Exercise goal
Reproduce the entries exactly as they appear below.

▬▬▬▬▬▬

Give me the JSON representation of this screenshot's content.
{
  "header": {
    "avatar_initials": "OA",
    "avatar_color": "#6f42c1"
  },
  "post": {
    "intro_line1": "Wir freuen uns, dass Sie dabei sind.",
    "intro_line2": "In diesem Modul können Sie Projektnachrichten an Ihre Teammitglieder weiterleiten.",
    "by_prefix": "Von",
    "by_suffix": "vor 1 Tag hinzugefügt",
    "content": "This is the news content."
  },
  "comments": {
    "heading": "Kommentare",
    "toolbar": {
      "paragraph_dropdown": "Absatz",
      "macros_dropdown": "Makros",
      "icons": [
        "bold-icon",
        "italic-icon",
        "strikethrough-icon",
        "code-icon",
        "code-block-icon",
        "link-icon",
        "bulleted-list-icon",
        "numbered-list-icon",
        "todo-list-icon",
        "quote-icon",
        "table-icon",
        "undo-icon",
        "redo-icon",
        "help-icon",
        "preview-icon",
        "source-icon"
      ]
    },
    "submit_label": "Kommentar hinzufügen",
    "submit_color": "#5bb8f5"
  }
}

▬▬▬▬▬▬

Result of this exercise
Give me the JSON representation of this screenshot's content.
{
  "header": {
    "avatar_initials": "OA",
    "avatar_color": "#6f42c1"
  },
  "post": {
    "intro_line1": "Wir freuen uns, dass Sie dabei sind.",
    "intro_line2": "In diesem Modul können Sie Projektnachrichten an Ihre Teammitglieder weiterleiten.",
    "by_prefix": "Von",
    "by_suffix": "vor 1 Tag hinzugefügt",
    "content": "This is the news content."
  },
  "comments": {
    "heading": "Kommentare",
    "toolbar": {
      "paragraph_dropdown": "Absatz",
      "macros_dropdown": "Makros",
      "icons": [
        "bold-icon",
        "italic-icon",
        "strikethrough-icon",
        "code-icon",
        "code-block-icon",
        "link-icon",
        "bulleted-list-icon",
        "numbered-list-icon",
        "todo-list-icon",
        "quote-icon",
        "table-icon",
        "undo-icon",
        "redo-icon",
        "help-icon",
        "preview-icon",
        "source-icon"
      ]
    },
    "submit_label": "Kommentar hinzufügen",
    "submit_color": "#5bb8f5"
  }
}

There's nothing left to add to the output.